* _Task item_: Copy out each line below that has the word "authors" in it.

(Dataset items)
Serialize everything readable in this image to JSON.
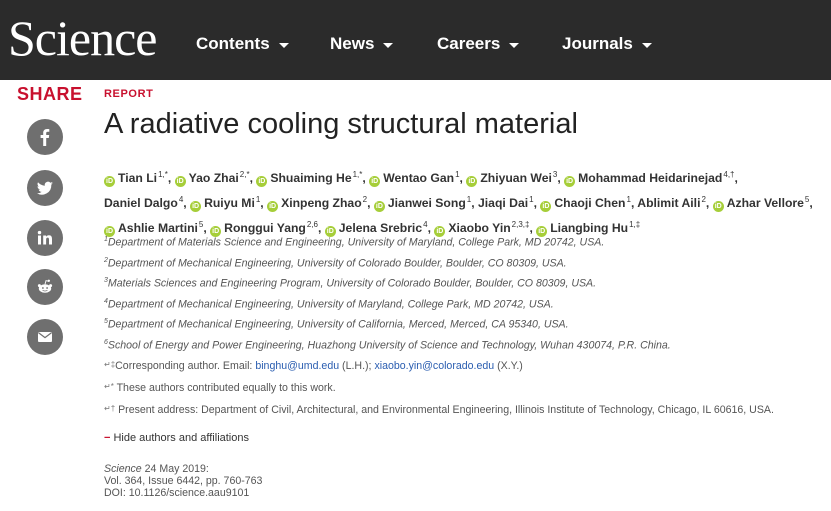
{
  "header": {
    "logo": "Science",
    "nav": [
      "Contents",
      "News",
      "Careers",
      "Journals"
    ]
  },
  "share": {
    "label": "SHARE",
    "icons": [
      "facebook-icon",
      "twitter-icon",
      "linkedin-icon",
      "reddit-icon",
      "email-icon"
    ]
  },
  "article": {
    "kicker": "REPORT",
    "title": "A radiative cooling structural material",
    "authors": [
      {
        "name": "Tian Li",
        "sup": "1,*",
        "orcid": true
      },
      {
        "name": "Yao Zhai",
        "sup": "2,*",
        "orcid": true
      },
      {
        "name": "Shuaiming He",
        "sup": "1,*",
        "orcid": true
      },
      {
        "name": "Wentao Gan",
        "sup": "1",
        "orcid": true
      },
      {
        "name": "Zhiyuan Wei",
        "sup": "3",
        "orcid": true
      },
      {
        "name": "Mohammad Heidarinejad",
        "sup": "4,†",
        "orcid": true
      },
      {
        "name": "Daniel Dalgo",
        "sup": "4",
        "orcid": false
      },
      {
        "name": "Ruiyu Mi",
        "sup": "1",
        "orcid": true
      },
      {
        "name": "Xinpeng Zhao",
        "sup": "2",
        "orcid": true
      },
      {
        "name": "Jianwei Song",
        "sup": "1",
        "orcid": true
      },
      {
        "name": "Jiaqi Dai",
        "sup": "1",
        "orcid": false
      },
      {
        "name": "Chaoji Chen",
        "sup": "1",
        "orcid": true
      },
      {
        "name": "Ablimit Aili",
        "sup": "2",
        "orcid": false
      },
      {
        "name": "Azhar Vellore",
        "sup": "5",
        "orcid": true
      },
      {
        "name": "Ashlie Martini",
        "sup": "5",
        "orcid": true
      },
      {
        "name": "Ronggui Yang",
        "sup": "2,6",
        "orcid": true
      },
      {
        "name": "Jelena Srebric",
        "sup": "4",
        "orcid": true
      },
      {
        "name": "Xiaobo Yin",
        "sup": "2,3,‡",
        "orcid": true
      },
      {
        "name": "Liangbing Hu",
        "sup": "1,‡",
        "orcid": true
      }
    ],
    "affiliations": [
      {
        "num": "1",
        "text": "Department of Materials Science and Engineering, University of Maryland, College Park, MD 20742, USA."
      },
      {
        "num": "2",
        "text": "Department of Mechanical Engineering, University of Colorado Boulder, Boulder, CO 80309, USA."
      },
      {
        "num": "3",
        "text": "Materials Sciences and Engineering Program, University of Colorado Boulder, Boulder, CO 80309, USA."
      },
      {
        "num": "4",
        "text": "Department of Mechanical Engineering, University of Maryland, College Park, MD 20742, USA."
      },
      {
        "num": "5",
        "text": "Department of Mechanical Engineering, University of California, Merced, Merced, CA 95340, USA."
      },
      {
        "num": "6",
        "text": "School of Energy and Power Engineering, Huazhong University of Science and Technology, Wuhan 430074, P.R. China."
      }
    ],
    "corresponding": {
      "marker": "↵‡",
      "prefix": "Corresponding author. Email: ",
      "email1": "binghu@umd.edu",
      "mid": " (L.H.); ",
      "email2": "xiaobo.yin@colorado.edu",
      "suffix": " (X.Y.)"
    },
    "equal": {
      "marker": "↵*",
      "text": " These authors contributed equally to this work."
    },
    "present": {
      "marker": "↵†",
      "text": " Present address: Department of Civil, Architectural, and Environmental Engineering, Illinois Institute of Technology, Chicago, IL 60616, USA."
    },
    "hide_link": "Hide authors and affiliations",
    "citation": {
      "journal": "Science",
      "date": " 24 May 2019:",
      "volume": "Vol. 364, Issue 6442, pp. 760-763",
      "doi": "DOI: 10.1126/science.aau9101"
    }
  }
}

* _Output of the task_:
    "authors": [
      "text": " These authors contributed equally to this work."
    "hide_link": "Hide authors and affiliations",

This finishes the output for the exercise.